:: TASK DATA ::
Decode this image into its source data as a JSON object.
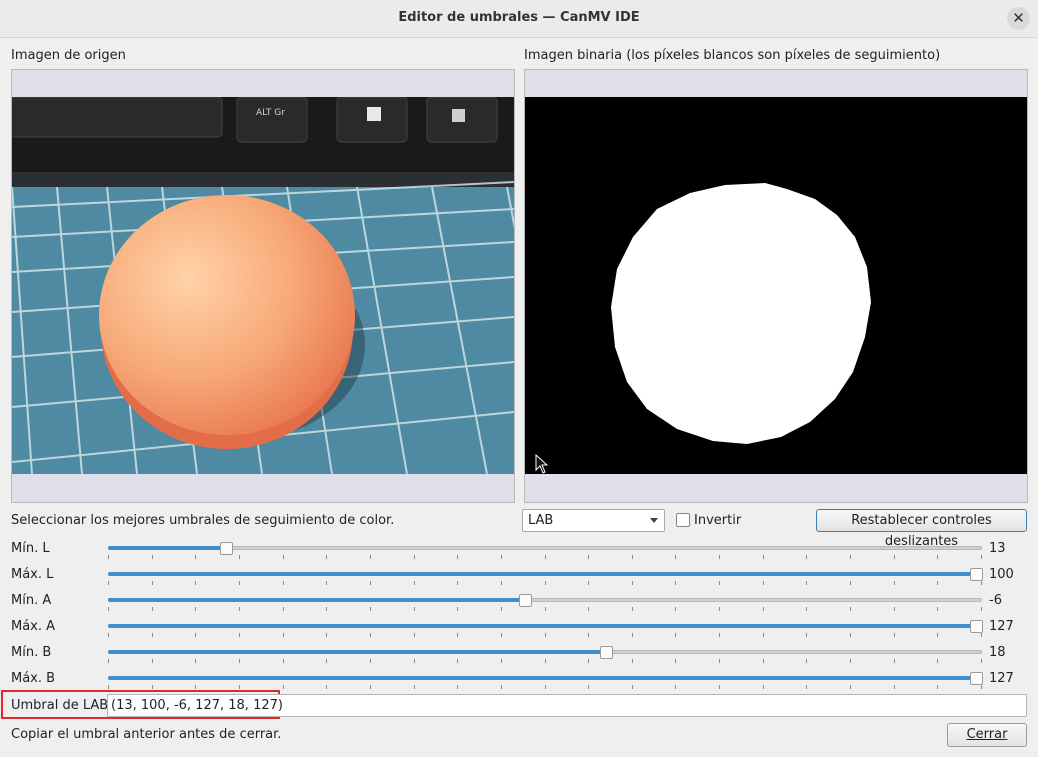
{
  "window": {
    "title": "Editor de umbrales — CanMV IDE"
  },
  "source": {
    "label": "Imagen de origen"
  },
  "binary": {
    "label": "Imagen binaria (los píxeles blancos son píxeles de seguimiento)"
  },
  "controls": {
    "instruction": "Seleccionar los mejores umbrales de seguimiento de color.",
    "colorspace": "LAB",
    "invert_label": "Invertir",
    "invert_checked": false,
    "reset_label": "Restablecer controles deslizantes"
  },
  "sliders": [
    {
      "label": "Mín. L",
      "value": "13",
      "fraction": 0.13
    },
    {
      "label": "Máx. L",
      "value": "100",
      "fraction": 1.0
    },
    {
      "label": "Mín. A",
      "value": "-6",
      "fraction": 0.477
    },
    {
      "label": "Máx. A",
      "value": "127",
      "fraction": 1.0
    },
    {
      "label": "Mín. B",
      "value": "18",
      "fraction": 0.571
    },
    {
      "label": "Máx. B",
      "value": "127",
      "fraction": 1.0
    }
  ],
  "threshold": {
    "label": "Umbral de LAB",
    "value": "(13, 100, -6, 127, 18, 127)"
  },
  "footer": {
    "hint": "Copiar el umbral anterior antes de cerrar.",
    "close_label": "Cerrar"
  },
  "colors": {
    "accent": "#3d8fd1",
    "highlight": "#e02b2b",
    "orange_object": "#f29a67",
    "mat": "#4f8da3"
  },
  "icons": [
    "close-icon",
    "dropdown-arrow-icon",
    "mouse-cursor-icon"
  ]
}
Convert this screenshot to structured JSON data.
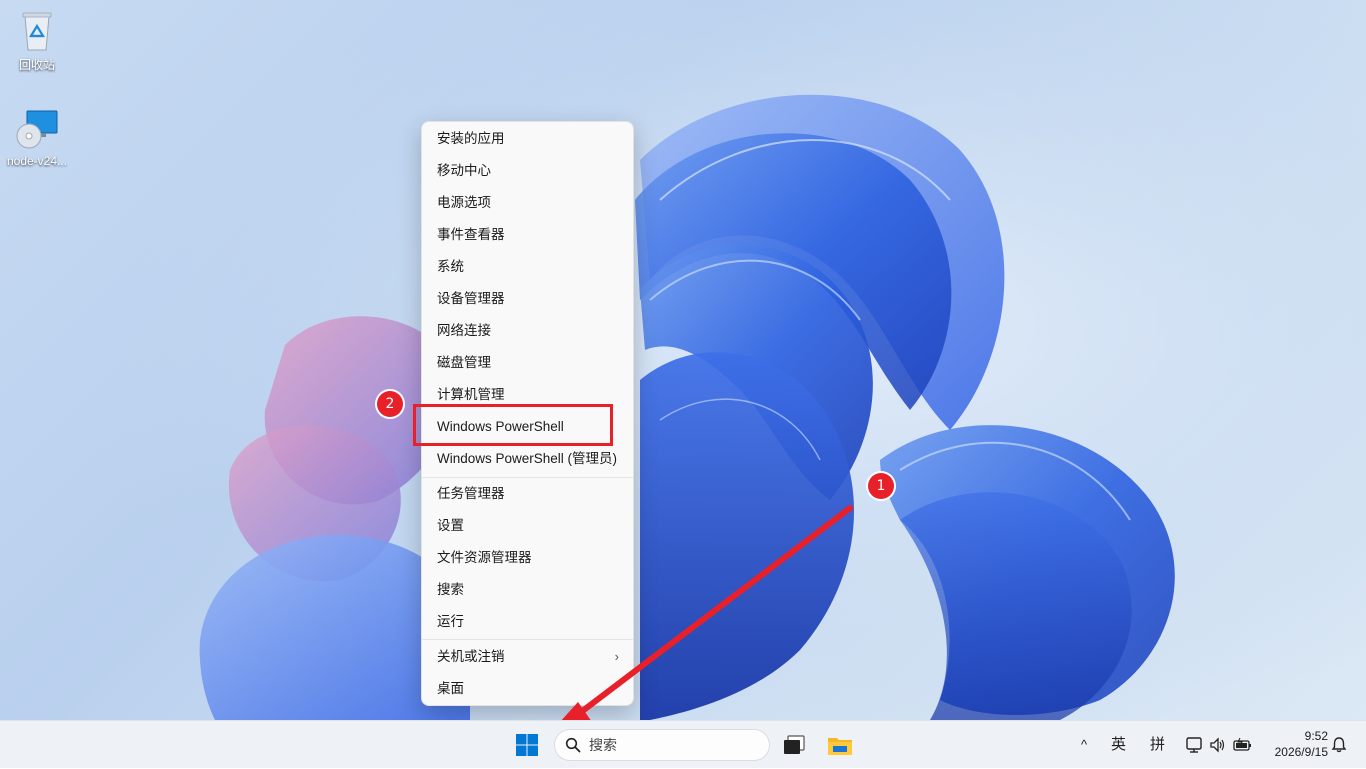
{
  "desktop": {
    "icons": [
      {
        "label": "回收站",
        "icon": "recycle-bin-icon"
      },
      {
        "label": "node-v24...",
        "icon": "installer-disc-icon"
      }
    ]
  },
  "context_menu": {
    "groups": [
      [
        "安装的应用",
        "移动中心",
        "电源选项",
        "事件查看器",
        "系统",
        "设备管理器",
        "网络连接",
        "磁盘管理",
        "计算机管理",
        "Windows PowerShell",
        "Windows PowerShell (管理员)"
      ],
      [
        "任务管理器",
        "设置",
        "文件资源管理器",
        "搜索",
        "运行"
      ],
      [
        "关机或注销",
        "桌面"
      ]
    ],
    "submenu_arrow": "›",
    "highlighted_item": "Windows PowerShell"
  },
  "annotations": {
    "step1": "1",
    "step2": "2",
    "color": "#e8202a"
  },
  "taskbar": {
    "search_placeholder": "搜索",
    "tray": {
      "chevron": "^",
      "lang_indicator": "英",
      "ime_mode": "拼",
      "time": "9:52",
      "date": "2026/9/15"
    },
    "accent": "#0078d4"
  }
}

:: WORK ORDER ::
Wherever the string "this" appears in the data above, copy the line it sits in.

:: ANSWER SECTION ::
Decode this image into its source data as a JSON object.
Convert this screenshot to structured JSON data.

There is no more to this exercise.